*Instructions to follow*:
Go through the material underneath and show every line where the string "Maßnahmen" occurs.

====

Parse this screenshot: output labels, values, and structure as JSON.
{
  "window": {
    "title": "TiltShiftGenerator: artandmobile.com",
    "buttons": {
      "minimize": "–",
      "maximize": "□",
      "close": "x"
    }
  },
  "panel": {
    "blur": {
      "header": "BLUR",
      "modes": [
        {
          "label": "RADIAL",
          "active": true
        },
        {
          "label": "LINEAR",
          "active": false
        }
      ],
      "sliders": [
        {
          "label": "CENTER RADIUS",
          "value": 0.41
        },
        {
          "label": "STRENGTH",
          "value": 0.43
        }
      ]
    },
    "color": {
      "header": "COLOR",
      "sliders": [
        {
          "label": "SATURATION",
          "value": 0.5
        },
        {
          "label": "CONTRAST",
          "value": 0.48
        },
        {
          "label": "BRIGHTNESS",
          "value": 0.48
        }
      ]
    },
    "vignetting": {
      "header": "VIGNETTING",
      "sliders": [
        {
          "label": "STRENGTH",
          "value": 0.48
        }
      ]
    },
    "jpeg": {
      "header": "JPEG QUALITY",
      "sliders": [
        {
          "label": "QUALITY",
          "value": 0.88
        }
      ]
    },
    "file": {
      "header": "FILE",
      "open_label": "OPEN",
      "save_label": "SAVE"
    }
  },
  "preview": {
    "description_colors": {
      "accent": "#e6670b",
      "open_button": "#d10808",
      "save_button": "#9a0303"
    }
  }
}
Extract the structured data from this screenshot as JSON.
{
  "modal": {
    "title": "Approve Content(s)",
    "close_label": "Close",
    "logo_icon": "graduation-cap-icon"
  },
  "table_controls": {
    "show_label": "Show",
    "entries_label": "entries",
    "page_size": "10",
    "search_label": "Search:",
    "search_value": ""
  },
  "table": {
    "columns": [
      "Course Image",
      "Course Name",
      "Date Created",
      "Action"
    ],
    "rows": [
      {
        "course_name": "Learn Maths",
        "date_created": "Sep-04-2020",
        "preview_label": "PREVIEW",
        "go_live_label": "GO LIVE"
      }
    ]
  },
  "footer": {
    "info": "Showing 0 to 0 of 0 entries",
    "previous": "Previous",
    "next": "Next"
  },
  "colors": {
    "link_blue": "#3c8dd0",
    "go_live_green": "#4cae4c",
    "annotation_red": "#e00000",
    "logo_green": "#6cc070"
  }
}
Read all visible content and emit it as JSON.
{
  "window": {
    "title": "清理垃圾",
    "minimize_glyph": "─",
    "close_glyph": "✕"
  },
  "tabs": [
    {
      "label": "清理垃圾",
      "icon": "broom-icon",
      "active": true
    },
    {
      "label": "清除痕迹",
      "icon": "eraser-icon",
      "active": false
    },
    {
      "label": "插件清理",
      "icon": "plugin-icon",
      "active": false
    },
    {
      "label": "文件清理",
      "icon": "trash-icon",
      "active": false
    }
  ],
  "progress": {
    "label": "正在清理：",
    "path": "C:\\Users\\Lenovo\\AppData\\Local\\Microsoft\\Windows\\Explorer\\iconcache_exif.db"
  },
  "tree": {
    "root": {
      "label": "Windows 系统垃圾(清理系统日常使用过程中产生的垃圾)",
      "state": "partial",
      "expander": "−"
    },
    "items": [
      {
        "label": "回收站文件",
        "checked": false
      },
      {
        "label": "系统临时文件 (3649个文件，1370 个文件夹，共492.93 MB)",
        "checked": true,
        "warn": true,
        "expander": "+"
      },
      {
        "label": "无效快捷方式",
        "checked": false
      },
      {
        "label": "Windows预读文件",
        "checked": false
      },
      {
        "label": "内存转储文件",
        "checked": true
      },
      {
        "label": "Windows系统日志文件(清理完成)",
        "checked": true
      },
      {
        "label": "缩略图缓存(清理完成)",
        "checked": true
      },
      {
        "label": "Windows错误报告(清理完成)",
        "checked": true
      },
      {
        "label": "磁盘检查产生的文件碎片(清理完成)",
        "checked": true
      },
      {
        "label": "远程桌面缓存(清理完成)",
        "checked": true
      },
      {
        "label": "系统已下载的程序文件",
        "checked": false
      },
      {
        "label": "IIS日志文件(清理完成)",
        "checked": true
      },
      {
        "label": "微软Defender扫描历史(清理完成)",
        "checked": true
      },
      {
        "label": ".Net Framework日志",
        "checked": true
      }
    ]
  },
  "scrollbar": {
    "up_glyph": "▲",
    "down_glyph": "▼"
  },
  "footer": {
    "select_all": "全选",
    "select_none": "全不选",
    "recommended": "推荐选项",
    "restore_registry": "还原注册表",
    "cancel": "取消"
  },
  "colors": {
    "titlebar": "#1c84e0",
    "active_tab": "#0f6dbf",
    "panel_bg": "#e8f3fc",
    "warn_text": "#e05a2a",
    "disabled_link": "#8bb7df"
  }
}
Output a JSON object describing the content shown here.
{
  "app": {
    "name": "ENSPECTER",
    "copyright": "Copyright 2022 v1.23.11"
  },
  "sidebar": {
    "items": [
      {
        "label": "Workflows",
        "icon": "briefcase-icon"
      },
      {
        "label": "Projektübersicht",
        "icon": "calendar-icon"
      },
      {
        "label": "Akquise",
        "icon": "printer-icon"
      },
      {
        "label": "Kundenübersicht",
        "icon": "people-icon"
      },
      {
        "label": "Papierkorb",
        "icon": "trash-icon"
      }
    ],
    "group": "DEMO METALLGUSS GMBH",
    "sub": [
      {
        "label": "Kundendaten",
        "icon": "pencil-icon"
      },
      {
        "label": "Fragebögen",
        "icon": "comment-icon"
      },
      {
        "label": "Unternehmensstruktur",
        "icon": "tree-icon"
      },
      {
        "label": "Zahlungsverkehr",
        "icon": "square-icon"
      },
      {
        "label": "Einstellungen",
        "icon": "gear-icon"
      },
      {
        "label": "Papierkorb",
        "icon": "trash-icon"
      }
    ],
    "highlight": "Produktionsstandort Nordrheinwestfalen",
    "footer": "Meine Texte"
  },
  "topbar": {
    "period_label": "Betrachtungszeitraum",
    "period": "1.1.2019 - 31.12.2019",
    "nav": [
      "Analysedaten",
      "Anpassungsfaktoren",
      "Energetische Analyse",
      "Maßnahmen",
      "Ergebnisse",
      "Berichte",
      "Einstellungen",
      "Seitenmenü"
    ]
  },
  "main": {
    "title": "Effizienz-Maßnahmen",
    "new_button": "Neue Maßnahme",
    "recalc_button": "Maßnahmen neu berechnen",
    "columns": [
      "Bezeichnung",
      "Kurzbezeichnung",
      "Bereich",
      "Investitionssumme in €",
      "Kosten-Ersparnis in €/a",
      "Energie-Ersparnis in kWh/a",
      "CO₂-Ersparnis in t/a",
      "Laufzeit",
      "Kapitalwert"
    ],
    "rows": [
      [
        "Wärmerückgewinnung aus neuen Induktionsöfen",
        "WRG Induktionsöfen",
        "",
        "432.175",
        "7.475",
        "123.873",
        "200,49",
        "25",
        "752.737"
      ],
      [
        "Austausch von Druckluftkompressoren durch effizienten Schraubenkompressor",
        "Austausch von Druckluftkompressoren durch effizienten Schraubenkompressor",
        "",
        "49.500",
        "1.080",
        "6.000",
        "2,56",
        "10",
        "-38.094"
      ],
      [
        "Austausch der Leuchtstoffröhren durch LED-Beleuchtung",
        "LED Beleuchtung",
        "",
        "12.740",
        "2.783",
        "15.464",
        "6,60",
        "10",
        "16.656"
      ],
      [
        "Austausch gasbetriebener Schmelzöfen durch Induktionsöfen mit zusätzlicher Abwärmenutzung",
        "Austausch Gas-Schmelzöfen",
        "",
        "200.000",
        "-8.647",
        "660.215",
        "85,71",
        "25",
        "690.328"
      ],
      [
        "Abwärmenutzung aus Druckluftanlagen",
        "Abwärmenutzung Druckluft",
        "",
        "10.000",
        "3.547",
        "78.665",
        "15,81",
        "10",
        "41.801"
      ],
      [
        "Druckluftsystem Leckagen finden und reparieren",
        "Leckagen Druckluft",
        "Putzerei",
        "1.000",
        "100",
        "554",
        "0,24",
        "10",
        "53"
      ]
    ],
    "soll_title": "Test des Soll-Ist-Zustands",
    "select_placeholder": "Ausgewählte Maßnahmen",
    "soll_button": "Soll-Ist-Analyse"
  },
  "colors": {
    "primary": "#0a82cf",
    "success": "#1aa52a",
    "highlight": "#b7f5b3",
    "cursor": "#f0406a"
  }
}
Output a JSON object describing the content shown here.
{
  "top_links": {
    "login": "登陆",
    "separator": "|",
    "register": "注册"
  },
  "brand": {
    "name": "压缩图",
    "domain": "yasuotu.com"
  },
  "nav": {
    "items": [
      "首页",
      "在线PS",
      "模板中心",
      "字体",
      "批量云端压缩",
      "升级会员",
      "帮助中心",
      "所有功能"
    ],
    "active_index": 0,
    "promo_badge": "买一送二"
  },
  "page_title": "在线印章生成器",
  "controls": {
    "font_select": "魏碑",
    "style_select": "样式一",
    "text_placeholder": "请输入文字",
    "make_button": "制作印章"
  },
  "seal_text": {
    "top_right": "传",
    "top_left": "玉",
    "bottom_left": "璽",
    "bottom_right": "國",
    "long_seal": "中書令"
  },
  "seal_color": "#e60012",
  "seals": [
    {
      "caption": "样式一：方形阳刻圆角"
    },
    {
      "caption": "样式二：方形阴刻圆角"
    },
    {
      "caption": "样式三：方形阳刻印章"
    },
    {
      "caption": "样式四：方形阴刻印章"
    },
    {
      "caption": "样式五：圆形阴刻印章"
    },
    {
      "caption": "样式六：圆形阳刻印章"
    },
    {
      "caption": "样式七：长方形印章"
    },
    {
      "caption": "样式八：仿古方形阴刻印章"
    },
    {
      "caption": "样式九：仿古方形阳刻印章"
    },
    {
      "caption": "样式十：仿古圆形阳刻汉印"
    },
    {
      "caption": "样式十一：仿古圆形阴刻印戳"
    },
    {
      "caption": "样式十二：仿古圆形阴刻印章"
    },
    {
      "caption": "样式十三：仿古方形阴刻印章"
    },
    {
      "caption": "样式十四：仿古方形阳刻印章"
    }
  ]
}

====

*Answer to the exercise*:
      "Maßnahmen",
    "title": "Effizienz-Maßnahmen",
    "recalc_button": "Maßnahmen neu berechnen",
    "select_placeholder": "Ausgewählte Maßnahmen",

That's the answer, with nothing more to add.